Only trials matter
Scientific theories are a big part of the business of science, but in themselves they don’t mean very much. Facts, data and evidence are the crucial things. A theory without any evidence is a like a mobile phone without any charge in its battery.
What this means is that if a product makes a claim then you should only be impressed by evidence for that claim. A good example came up recently when a number of media outlets reported on a press release about a pill that could stop your hair going grey. That sounded really interesting. I imagine nearly everybody on the planet might consider taking that one. The claim was backed up by a reference to a proper scientific journal, which is a good start. Sadly the paper itself just reported some lab work which elaborated a theory about the hair turns grey. It was a perfectly valid bit of science, but it didn’t demonstrate the claim.
If a product is marketed as doing something out of the ordinary, the only convincing reason to believe it is if a trial has been carried out in people which shows that it works.
Sample Size Is Important
Companies do carry out trials, and many of those trials are carried out to the right degree of scientific rigour. But some aren’t. Some are simply too small to show the effect claimed. Unfortunately the rules of statistics don’t allow an easy rule of thumb to be applied to tell you whether there are enough people in a trial. This is something that foxes professional scientists from time to time, and papers get published which draw conclusions that are not justified by the data reasonably frequently.
One term that gets misused both intentionally and by accident is ‘statistically significant’. All this really means is that the results are not what would be expected from chance alone. It doesn’t mean that they are meaningful to the end user. Imagine you had an anti-wrinkle cream that reduced the size of wrinkles by 2%. With enough diligence you could do a study that showed this, and a statistician would happily confirm that the result was indeed statistically significant. The end user who might have paid a lot of cash for the product would probably not regard the result as significant at all, even if they could actually see such a small effect.
If you don’t have time to go over the original report with a fine toothed comb, the best bet is just to use common sense. If they are claiming to have changed the face of the cosmetic industry but have only tried it on 20 people then they are probably being optimistic. If a well known brand has done a trial on several hundred they probably know that they need a lot of numbers to show a small effect.

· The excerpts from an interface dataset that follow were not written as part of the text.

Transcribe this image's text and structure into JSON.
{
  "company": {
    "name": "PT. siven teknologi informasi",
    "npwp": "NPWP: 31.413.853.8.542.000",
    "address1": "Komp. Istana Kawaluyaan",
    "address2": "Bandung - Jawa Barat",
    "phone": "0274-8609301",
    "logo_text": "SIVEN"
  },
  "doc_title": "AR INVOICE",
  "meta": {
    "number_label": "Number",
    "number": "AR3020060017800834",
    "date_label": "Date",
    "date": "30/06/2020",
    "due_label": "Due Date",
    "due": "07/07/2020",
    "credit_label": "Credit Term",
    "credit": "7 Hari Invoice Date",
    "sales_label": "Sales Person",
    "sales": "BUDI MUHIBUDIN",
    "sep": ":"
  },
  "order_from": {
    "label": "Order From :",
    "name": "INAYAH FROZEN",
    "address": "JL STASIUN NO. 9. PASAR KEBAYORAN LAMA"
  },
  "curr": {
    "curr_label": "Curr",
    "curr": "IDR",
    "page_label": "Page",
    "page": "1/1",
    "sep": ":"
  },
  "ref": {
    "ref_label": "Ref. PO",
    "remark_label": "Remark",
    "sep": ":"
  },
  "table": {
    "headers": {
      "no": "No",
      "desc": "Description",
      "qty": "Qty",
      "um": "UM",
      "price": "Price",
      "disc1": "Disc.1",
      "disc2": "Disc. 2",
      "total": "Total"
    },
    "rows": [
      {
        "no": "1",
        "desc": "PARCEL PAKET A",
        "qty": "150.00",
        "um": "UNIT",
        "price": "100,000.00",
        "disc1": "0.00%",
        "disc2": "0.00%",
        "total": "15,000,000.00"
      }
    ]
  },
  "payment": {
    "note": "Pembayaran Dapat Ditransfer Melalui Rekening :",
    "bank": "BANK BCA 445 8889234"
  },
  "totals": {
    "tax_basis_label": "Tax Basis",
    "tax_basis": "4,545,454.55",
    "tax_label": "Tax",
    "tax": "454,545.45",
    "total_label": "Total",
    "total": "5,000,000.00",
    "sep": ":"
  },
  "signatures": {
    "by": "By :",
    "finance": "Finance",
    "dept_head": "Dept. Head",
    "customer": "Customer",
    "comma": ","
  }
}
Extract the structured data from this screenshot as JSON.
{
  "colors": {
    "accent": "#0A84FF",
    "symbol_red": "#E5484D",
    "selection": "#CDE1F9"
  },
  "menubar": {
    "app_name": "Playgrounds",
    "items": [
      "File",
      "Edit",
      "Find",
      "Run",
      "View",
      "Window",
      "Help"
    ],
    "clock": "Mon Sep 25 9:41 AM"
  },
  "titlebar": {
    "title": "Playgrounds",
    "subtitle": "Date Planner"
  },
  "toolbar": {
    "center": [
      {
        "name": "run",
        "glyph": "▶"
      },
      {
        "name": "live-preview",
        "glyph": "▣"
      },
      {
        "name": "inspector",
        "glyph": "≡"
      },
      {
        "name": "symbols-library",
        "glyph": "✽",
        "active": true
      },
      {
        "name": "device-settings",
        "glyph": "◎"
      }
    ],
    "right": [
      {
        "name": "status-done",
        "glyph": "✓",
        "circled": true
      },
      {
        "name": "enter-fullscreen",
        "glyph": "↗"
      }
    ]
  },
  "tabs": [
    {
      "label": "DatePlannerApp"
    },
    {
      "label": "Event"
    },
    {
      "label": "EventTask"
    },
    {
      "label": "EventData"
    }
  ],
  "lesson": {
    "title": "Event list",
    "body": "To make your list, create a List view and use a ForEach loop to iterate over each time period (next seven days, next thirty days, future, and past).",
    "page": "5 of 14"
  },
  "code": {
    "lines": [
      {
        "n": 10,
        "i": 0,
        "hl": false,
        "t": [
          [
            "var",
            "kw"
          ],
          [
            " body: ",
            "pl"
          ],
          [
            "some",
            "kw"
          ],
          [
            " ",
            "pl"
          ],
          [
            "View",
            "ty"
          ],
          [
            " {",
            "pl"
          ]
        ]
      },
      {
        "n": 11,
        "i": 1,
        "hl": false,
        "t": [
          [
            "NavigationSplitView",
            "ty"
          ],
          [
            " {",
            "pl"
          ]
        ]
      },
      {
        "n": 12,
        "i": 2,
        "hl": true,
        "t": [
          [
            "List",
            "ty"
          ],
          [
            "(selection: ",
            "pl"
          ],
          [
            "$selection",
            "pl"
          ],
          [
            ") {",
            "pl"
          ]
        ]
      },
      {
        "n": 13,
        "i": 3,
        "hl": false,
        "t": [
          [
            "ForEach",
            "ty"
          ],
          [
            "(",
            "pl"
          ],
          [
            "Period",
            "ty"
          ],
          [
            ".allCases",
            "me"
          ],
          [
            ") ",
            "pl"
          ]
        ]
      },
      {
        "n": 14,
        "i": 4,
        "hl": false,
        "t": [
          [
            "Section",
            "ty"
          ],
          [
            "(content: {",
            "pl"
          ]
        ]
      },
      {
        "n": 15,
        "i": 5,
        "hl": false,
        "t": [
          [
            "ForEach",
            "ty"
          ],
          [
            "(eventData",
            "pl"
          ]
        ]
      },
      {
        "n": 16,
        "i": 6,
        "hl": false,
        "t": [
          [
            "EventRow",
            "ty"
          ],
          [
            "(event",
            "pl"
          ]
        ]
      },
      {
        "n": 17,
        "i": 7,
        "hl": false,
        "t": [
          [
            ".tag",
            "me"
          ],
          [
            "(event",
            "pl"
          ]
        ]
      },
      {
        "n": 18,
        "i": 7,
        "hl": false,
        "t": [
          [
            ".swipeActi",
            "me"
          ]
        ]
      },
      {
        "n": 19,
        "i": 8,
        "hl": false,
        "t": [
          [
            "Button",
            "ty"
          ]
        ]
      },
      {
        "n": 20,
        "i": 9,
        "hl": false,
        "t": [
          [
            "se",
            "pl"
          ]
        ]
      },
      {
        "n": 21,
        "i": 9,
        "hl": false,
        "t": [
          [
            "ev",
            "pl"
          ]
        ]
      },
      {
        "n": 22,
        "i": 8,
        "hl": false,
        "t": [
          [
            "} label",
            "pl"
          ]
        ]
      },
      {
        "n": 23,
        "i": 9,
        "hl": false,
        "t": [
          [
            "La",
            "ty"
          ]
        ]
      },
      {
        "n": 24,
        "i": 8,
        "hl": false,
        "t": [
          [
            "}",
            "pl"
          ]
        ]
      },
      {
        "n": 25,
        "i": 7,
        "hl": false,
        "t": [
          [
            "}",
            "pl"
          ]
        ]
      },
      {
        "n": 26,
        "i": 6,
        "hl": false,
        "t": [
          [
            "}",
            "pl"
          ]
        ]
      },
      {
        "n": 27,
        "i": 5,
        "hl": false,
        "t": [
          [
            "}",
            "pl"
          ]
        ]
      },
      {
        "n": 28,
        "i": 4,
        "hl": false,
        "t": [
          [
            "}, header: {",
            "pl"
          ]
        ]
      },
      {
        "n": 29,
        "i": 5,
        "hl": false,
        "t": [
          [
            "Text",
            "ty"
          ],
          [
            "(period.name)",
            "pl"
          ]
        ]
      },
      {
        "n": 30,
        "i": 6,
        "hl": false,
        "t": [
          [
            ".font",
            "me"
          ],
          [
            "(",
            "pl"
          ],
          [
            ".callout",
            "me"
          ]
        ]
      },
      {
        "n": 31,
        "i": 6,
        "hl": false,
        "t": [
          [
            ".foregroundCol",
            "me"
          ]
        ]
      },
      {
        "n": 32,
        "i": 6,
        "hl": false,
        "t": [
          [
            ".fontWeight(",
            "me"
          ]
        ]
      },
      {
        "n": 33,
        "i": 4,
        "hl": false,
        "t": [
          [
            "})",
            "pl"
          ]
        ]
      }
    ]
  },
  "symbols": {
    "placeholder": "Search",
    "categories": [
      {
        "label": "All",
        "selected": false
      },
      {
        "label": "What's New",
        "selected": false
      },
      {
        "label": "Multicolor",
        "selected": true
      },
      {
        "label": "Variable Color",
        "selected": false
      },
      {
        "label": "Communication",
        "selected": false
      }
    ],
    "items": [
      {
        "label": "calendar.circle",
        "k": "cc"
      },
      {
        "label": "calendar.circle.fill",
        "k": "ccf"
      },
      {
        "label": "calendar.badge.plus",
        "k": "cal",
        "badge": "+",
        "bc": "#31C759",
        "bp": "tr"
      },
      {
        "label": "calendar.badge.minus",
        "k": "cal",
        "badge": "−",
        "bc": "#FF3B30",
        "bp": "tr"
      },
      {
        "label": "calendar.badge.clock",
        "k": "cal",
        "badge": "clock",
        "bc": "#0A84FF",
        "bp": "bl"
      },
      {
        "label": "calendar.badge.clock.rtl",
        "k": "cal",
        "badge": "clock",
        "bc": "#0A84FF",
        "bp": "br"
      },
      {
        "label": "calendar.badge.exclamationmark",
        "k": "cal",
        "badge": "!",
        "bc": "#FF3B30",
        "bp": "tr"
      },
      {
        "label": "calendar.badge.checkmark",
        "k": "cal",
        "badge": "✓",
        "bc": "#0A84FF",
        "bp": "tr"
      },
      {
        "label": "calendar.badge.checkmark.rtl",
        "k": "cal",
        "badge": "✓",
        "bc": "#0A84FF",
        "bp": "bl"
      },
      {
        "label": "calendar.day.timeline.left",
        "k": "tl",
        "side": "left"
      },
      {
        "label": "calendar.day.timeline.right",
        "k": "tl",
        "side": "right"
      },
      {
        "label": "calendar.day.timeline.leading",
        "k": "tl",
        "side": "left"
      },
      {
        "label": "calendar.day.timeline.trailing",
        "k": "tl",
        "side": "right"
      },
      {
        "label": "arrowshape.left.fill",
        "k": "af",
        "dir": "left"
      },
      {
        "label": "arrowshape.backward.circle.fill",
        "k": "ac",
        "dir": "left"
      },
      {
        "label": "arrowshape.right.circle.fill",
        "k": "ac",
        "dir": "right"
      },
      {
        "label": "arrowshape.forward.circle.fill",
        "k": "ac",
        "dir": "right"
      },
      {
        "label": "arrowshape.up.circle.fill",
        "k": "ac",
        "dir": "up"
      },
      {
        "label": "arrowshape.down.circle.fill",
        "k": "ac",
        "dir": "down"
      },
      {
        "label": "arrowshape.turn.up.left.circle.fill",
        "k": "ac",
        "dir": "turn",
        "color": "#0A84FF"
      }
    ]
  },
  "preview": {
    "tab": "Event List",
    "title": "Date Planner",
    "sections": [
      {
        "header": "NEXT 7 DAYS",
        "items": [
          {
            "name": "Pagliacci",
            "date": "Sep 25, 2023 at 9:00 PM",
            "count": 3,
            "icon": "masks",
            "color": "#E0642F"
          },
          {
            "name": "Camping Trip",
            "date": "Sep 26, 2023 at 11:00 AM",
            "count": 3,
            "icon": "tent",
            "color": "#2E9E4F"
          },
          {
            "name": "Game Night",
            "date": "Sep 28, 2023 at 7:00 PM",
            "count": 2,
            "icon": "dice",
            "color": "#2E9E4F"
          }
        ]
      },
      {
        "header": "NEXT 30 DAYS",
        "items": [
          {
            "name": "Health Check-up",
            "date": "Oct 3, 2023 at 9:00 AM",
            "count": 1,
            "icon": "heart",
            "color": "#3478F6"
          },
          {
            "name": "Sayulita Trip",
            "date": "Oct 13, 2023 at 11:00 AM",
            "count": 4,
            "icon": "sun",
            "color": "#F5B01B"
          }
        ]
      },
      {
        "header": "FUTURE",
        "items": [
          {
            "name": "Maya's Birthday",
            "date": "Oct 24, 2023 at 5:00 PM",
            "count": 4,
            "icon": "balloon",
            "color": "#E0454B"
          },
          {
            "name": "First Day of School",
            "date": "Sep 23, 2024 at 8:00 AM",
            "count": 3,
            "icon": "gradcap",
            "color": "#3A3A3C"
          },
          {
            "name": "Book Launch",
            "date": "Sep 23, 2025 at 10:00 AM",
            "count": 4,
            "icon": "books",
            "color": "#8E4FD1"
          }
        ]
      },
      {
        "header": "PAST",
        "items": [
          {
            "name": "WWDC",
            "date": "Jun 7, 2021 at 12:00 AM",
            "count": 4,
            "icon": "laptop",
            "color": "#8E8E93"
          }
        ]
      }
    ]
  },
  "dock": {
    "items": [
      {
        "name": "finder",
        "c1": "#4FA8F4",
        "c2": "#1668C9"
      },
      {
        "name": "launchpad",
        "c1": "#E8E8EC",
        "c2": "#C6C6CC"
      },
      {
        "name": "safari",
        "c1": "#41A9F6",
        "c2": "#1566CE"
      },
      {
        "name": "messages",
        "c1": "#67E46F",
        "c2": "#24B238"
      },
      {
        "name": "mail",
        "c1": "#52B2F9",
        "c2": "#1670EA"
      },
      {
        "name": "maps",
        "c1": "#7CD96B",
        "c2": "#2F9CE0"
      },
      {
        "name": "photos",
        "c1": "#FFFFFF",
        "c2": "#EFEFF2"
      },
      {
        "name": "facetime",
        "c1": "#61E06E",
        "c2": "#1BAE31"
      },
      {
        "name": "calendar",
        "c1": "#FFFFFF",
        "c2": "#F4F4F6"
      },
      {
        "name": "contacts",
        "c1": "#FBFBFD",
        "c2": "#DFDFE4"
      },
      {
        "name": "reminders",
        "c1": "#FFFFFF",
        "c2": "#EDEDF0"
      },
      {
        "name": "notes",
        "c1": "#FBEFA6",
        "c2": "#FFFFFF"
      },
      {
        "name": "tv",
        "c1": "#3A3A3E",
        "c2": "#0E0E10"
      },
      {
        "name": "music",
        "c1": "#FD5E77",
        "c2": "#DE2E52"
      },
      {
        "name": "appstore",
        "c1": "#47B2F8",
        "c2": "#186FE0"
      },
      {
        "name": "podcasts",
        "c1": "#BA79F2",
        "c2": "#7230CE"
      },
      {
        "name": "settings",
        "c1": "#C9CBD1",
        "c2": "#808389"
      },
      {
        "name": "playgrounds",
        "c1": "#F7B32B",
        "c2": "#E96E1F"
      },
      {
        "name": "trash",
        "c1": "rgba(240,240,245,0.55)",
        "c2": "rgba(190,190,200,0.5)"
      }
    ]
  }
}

Cosmetic scientists are not big contributors to the scientific literature, but most scientists spend a lot of their lives doing research that they hope is worth publishing and which contributes to scientific knowledge. As a result there are millions of papers out there full of all sorts of interesting and useful stuff.
This is generally a good thing and is one of the reasons we all live such safe, comfortable and long lives. But there is one danger, which is that with so much available it is possible to pick out facts that support a case you are trying to make. The temptation to cherry pick the bits that fit is one that people with something to sell often give in to. This is one that crops up a lot in health orientated products.
So although science is just about the best method we have come up with for learning the truth, it isn’t perfect. It can be misunderstood or manipulated. You need to keep your critical thinking skills as sharply honed when dealing with the ‘science stuff’ as you do the rest of the time.